In South Africa, there’s a pressing need to enhance Science, Technology, Engineering, Arts, and Mathematics, collectively called STEAM education. Data from the National Science and Technology Forum (NSTF) confirms this necessity, indicating that university graduation rates for STEAM-related courses are around 20 percent. This highlights a profound need for advanced skills in these critical areas. 

Recognizing this urgency, South Africa Flying Labs and QP Drone Tech partnered with UNICEF-SA, UNICEF-Unlimited Generated, and the Chemical Industries Education and Training Authority (CHIETA) to pioneer more than ten 4IR workshops across seven of South Africa’s nine provinces. Our primary goal is to empower rural school children and unemployed youth by exposing them to emergent 4IR technologies. 

The workshops aimed to familiarize the participants with various technologies, from drones and AI to Virtual Reality and 3D printing. We also covered game simulation, Robotics, and potential career paths in the tech sphere. Our shared vision of preparing young minds for future careers, particularly in coding and Robotics, motivated our strategic partnership with UNICEF-SA. 

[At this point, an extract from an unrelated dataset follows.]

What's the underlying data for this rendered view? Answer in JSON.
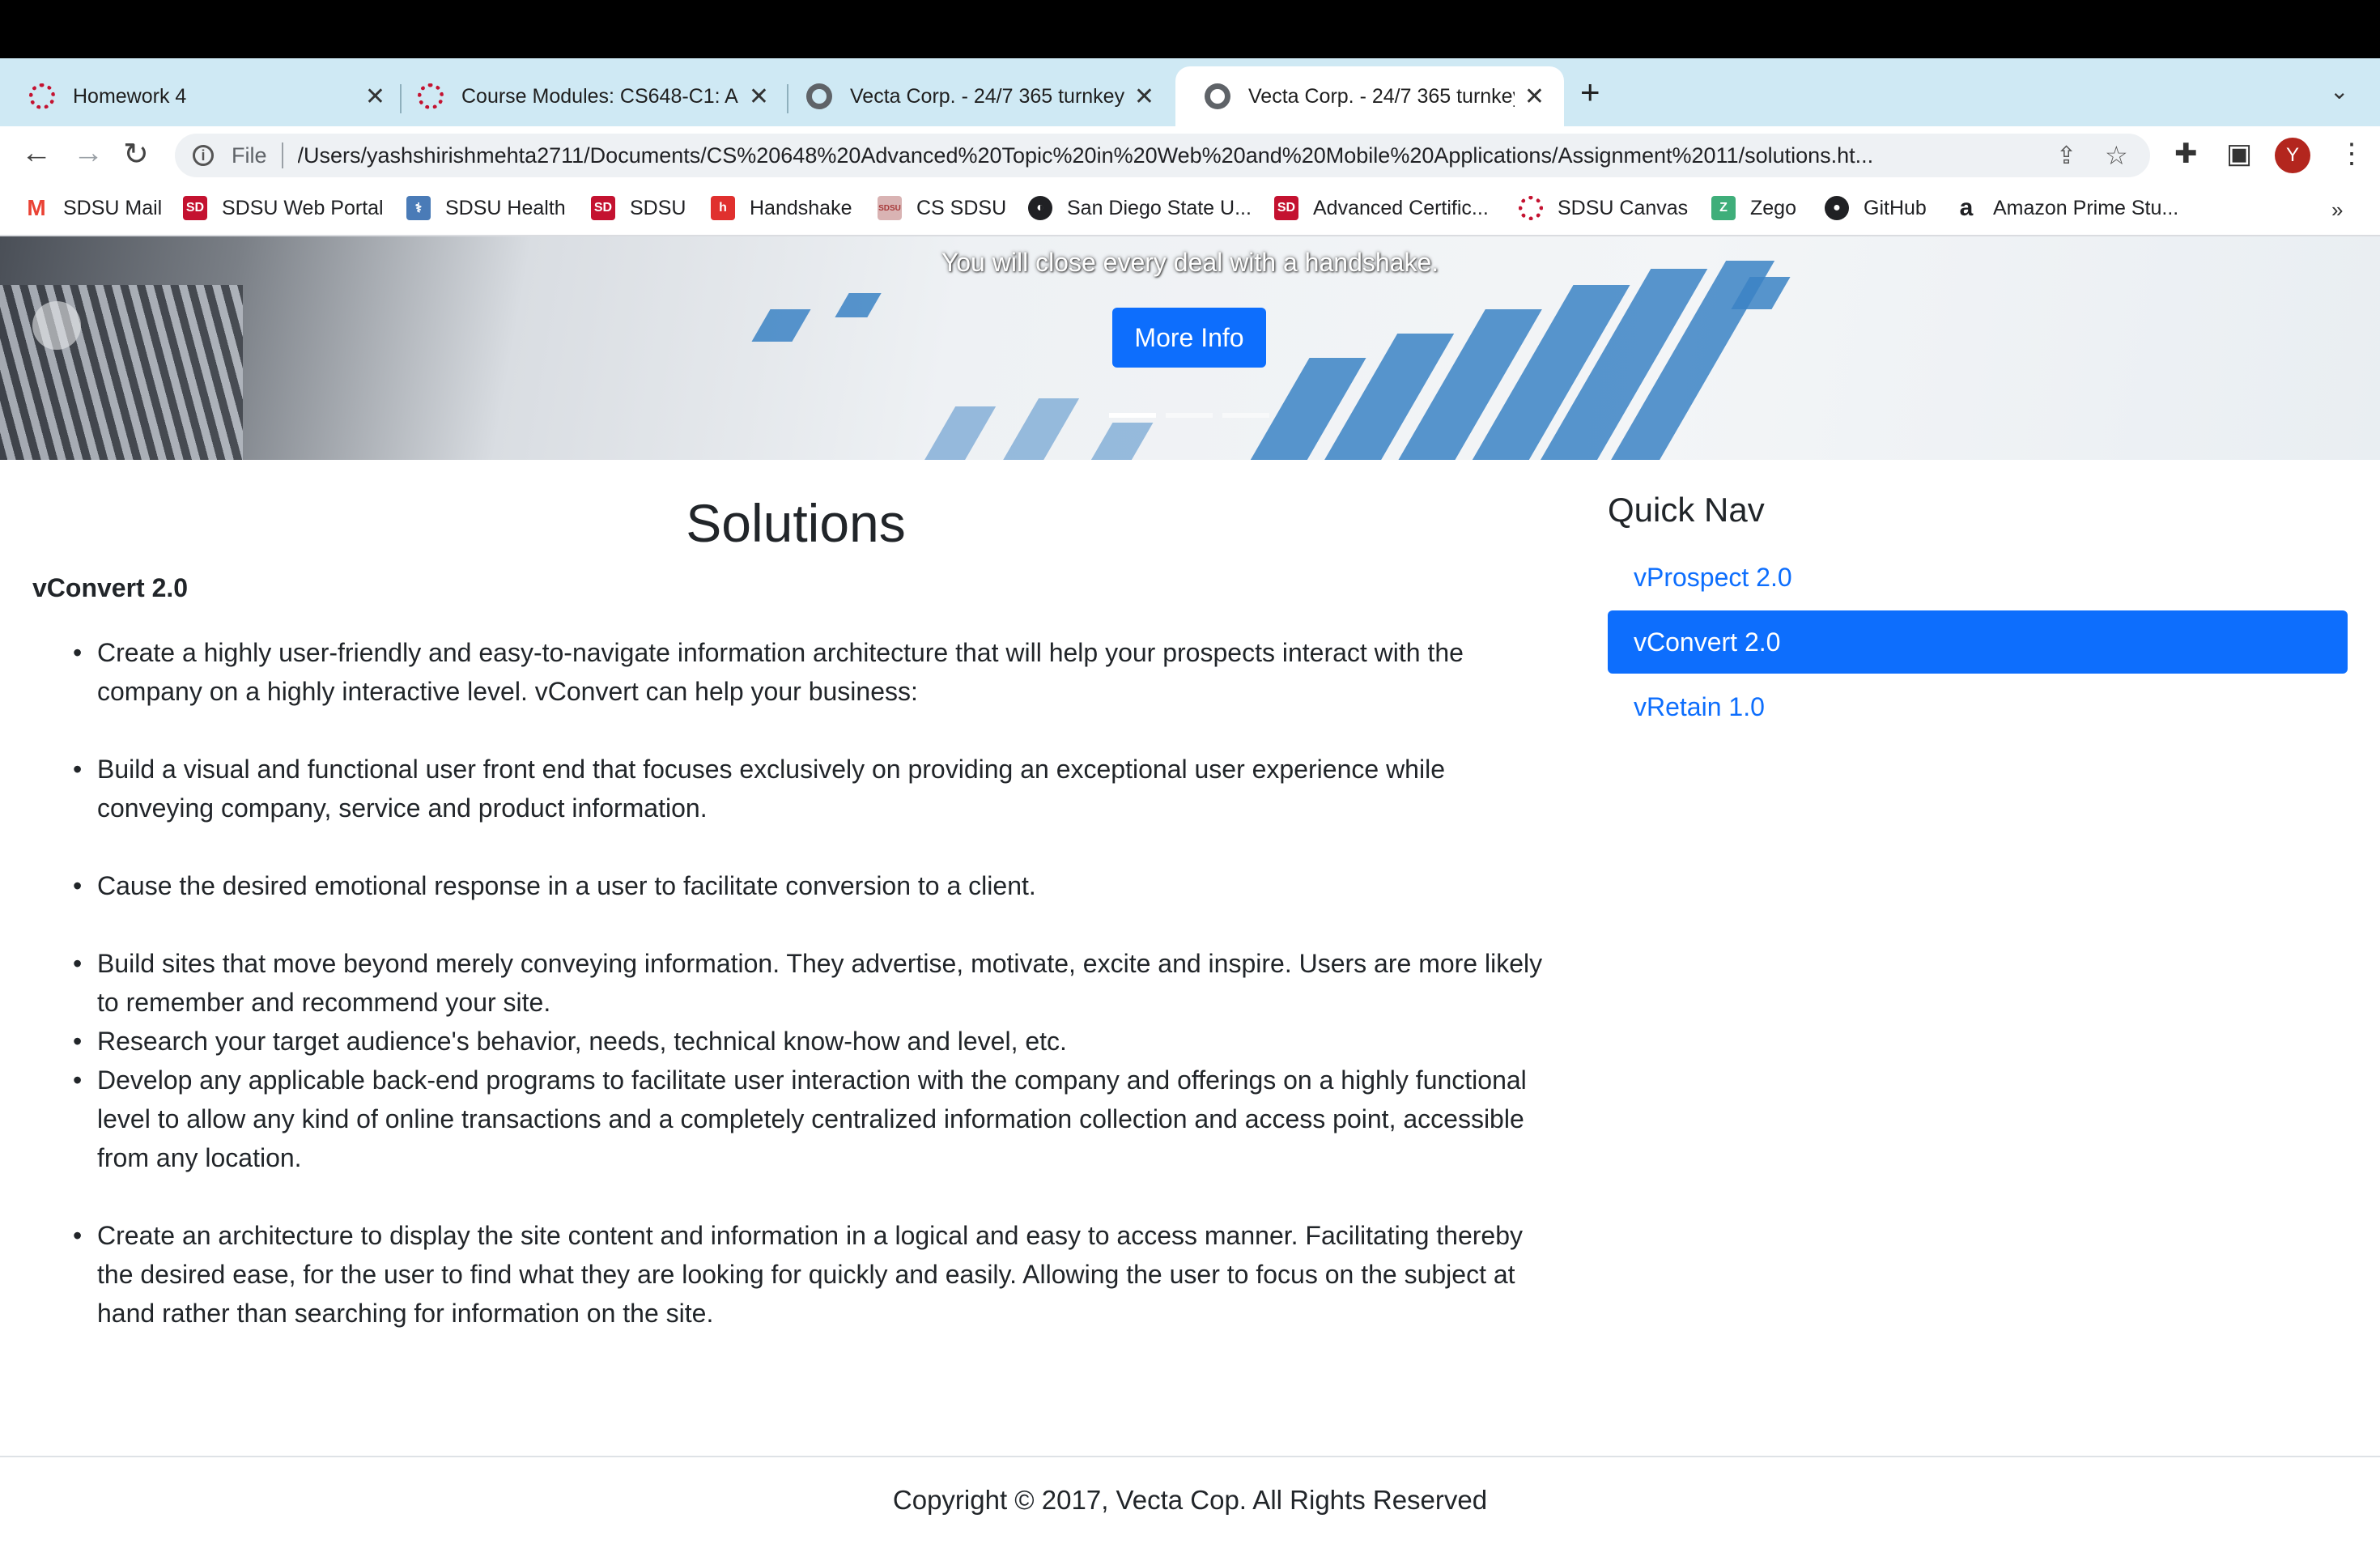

The World Economic Forum predicts that 65 percent of children starting primary school today will eventually work in new jobs that don’t currently exist. This underlines South Africa’s urgency to prepare itself for the 4IR era. In our recent workshops, we reached 744 learners, with girls making up the majority. We aim to close the digital divide by targeting rural children and girls and challenge male dominance in the tech sector. 

We recognize the need to augment the existing curriculum with access to advanced technologies, particularly in rural and underprivileged communities. Simultaneously, we’re dedicated to enhancing teachers’ skills to better equip them to assist learners. 

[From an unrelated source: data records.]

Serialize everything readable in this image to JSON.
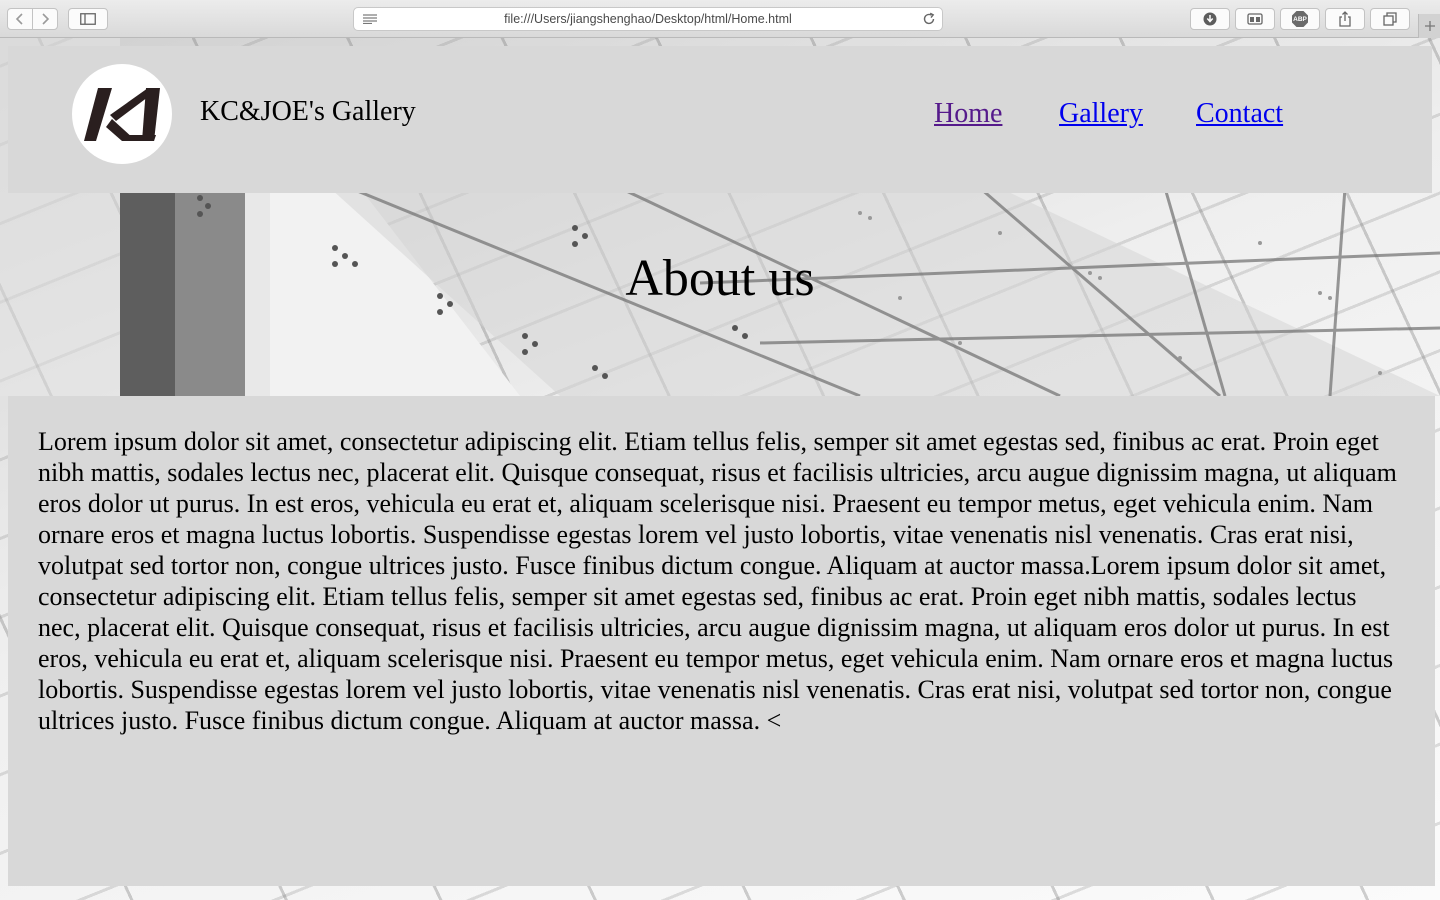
{
  "browser": {
    "url": "file:///Users/jiangshenghao/Desktop/html/Home.html",
    "toolbar_icons": [
      "back-icon",
      "forward-icon",
      "sidebar-icon",
      "reader-icon",
      "reload-icon",
      "download-icon",
      "tab-overview-icon",
      "adblock-icon",
      "share-icon",
      "tabs-icon",
      "new-tab-icon"
    ],
    "adblock_label": "ABP"
  },
  "site": {
    "title": "KC&JOE's Gallery",
    "logo_text": "KJ"
  },
  "nav": {
    "items": [
      {
        "label": "Home",
        "visited": true
      },
      {
        "label": "Gallery",
        "visited": false
      },
      {
        "label": "Contact",
        "visited": false
      }
    ]
  },
  "hero": {
    "heading": "About us"
  },
  "content": {
    "body": "Lorem ipsum dolor sit amet, consectetur adipiscing elit. Etiam tellus felis, semper sit amet egestas sed, finibus ac erat. Proin eget nibh mattis, sodales lectus nec, placerat elit. Quisque consequat, risus et facilisis ultricies, arcu augue dignissim magna, ut aliquam eros dolor ut purus. In est eros, vehicula eu erat et, aliquam scelerisque nisi. Praesent eu tempor metus, eget vehicula enim. Nam ornare eros et magna luctus lobortis. Suspendisse egestas lorem vel justo lobortis, vitae venenatis nisl venenatis. Cras erat nisi, volutpat sed tortor non, congue ultrices justo. Fusce finibus dictum congue. Aliquam at auctor massa.Lorem ipsum dolor sit amet, consectetur adipiscing elit. Etiam tellus felis, semper sit amet egestas sed, finibus ac erat. Proin eget nibh mattis, sodales lectus nec, placerat elit. Quisque consequat, risus et facilisis ultricies, arcu augue dignissim magna, ut aliquam eros dolor ut purus. In est eros, vehicula eu erat et, aliquam scelerisque nisi. Praesent eu tempor metus, eget vehicula enim. Nam ornare eros et magna luctus lobortis. Suspendisse egestas lorem vel justo lobortis, vitae venenatis nisl venenatis. Cras erat nisi, volutpat sed tortor non, congue ultrices justo. Fusce finibus dictum congue. Aliquam at auctor massa. <"
  },
  "colors": {
    "panel_bg": "#d8d8d8",
    "link": "#0000ee",
    "link_visited": "#551a8b"
  }
}
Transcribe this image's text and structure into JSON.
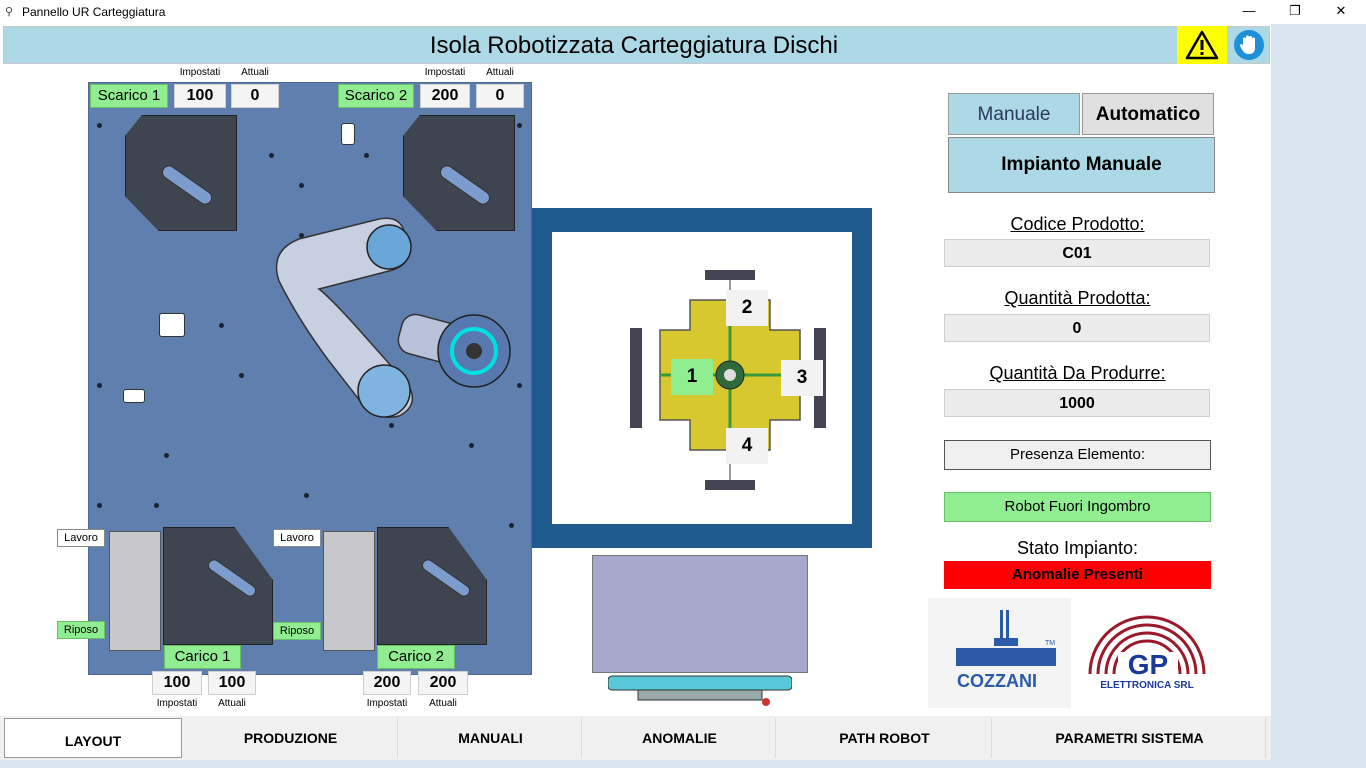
{
  "window": {
    "title": "Pannello UR Carteggiatura",
    "controls": {
      "minimize": "—",
      "restore": "❐",
      "close": "✕"
    }
  },
  "header": {
    "title": "Isola Robotizzata Carteggiatura Dischi",
    "warning_icon": "warning-triangle-icon",
    "stop_icon": "hand-stop-icon",
    "warning_color": "#ffff00"
  },
  "layout": {
    "scarico1": {
      "label": "Scarico 1",
      "impostati_label": "Impostati",
      "attuali_label": "Attuali",
      "impostati": "100",
      "attuali": "0"
    },
    "scarico2": {
      "label": "Scarico 2",
      "impostati_label": "Impostati",
      "attuali_label": "Attuali",
      "impostati": "200",
      "attuali": "0"
    },
    "carico1": {
      "label": "Carico 1",
      "impostati_label": "Impostati",
      "attuali_label": "Attuali",
      "impostati": "100",
      "attuali": "100",
      "lavoro": "Lavoro",
      "riposo": "Riposo"
    },
    "carico2": {
      "label": "Carico 2",
      "impostati_label": "Impostati",
      "attuali_label": "Attuali",
      "impostati": "200",
      "attuali": "200",
      "lavoro": "Lavoro",
      "riposo": "Riposo"
    },
    "station_positions": [
      "1",
      "2",
      "3",
      "4"
    ]
  },
  "mode": {
    "tabs": [
      {
        "label": "Manuale",
        "active": true
      },
      {
        "label": "Automatico",
        "active": false
      }
    ],
    "panel_title": "Impianto Manuale"
  },
  "fields": {
    "codice_label": "Codice Prodotto:",
    "codice_value": "C01",
    "prodotta_label": "Quantità Prodotta:",
    "prodotta_value": "0",
    "da_produrre_label": "Quantità Da Produrre:",
    "da_produrre_value": "1000"
  },
  "status": {
    "presenza": "Presenza Elemento:",
    "robot": "Robot Fuori Ingombro",
    "stato_label": "Stato Impianto:",
    "stato_value": "Anomalie Presenti",
    "ok_color": "#90ee90",
    "alarm_color": "#ff0000"
  },
  "logos": {
    "cozzani": "COZZANI",
    "gp_letters": "GP",
    "gp_name": "ELETTRONICA SRL",
    "tm": "TM"
  },
  "nav": {
    "tabs": [
      "LAYOUT",
      "PRODUZIONE",
      "MANUALI",
      "ANOMALIE",
      "PATH ROBOT",
      "PARAMETRI SISTEMA"
    ],
    "active": "LAYOUT"
  }
}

In the face of rising youth unemployment in South Africa (59.6 percent for ages 15-24 in Q3 2022), our initiative strives to equip school children and unemployed youth with the skills necessary for this digital transformation era. Testimonials from our attendees, such as Ms. Raoboka Kgonothi from Limpopo province, reveal the excitement and inspiration these workshops evoke, opening up worlds of possibilities they never knew existed.

Appreciative of the enthusiastic responses, we at South Africa Flying Labs and QP Drone Tech plan to extend these workshops to educators, community leaders, executives, and decision-makers. We want to broaden the impact and drive a more profound understanding of 4IR technologies. 

We thank our strategic partners, CHIETA and UNICEF-SA, educators, community members, municipalities, government, facilitators, and most importantly, the learners. Your participation and support have been instrumental in bringing our vision to life. But the journey doesn’t end here; the demand for 4IR workshops signifies our impact and the potential for much more.